§ **Available data**
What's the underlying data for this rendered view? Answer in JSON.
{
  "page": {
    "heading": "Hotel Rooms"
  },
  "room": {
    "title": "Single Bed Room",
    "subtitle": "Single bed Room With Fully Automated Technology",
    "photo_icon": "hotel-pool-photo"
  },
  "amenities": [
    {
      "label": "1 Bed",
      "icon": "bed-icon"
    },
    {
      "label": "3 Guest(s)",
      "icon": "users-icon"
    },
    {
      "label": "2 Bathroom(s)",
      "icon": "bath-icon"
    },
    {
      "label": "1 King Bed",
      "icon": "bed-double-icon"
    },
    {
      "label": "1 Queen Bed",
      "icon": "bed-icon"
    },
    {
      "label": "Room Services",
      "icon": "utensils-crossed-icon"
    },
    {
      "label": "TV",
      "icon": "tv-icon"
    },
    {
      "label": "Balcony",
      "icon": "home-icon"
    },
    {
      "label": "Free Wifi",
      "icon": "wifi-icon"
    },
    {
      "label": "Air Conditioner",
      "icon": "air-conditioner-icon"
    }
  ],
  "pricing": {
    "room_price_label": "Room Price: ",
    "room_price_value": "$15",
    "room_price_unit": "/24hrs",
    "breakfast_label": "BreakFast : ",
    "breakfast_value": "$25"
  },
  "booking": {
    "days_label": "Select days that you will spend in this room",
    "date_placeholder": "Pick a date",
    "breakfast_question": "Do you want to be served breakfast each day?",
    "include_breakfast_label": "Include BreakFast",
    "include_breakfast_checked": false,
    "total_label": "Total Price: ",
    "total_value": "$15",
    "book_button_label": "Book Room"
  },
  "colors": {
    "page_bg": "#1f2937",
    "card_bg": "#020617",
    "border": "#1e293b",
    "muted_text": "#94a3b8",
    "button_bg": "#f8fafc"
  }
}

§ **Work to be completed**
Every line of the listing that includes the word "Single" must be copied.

§ **Exercise output**
    "title": "Single Bed Room",
    "subtitle": "Single bed Room With Fully Automated Technology",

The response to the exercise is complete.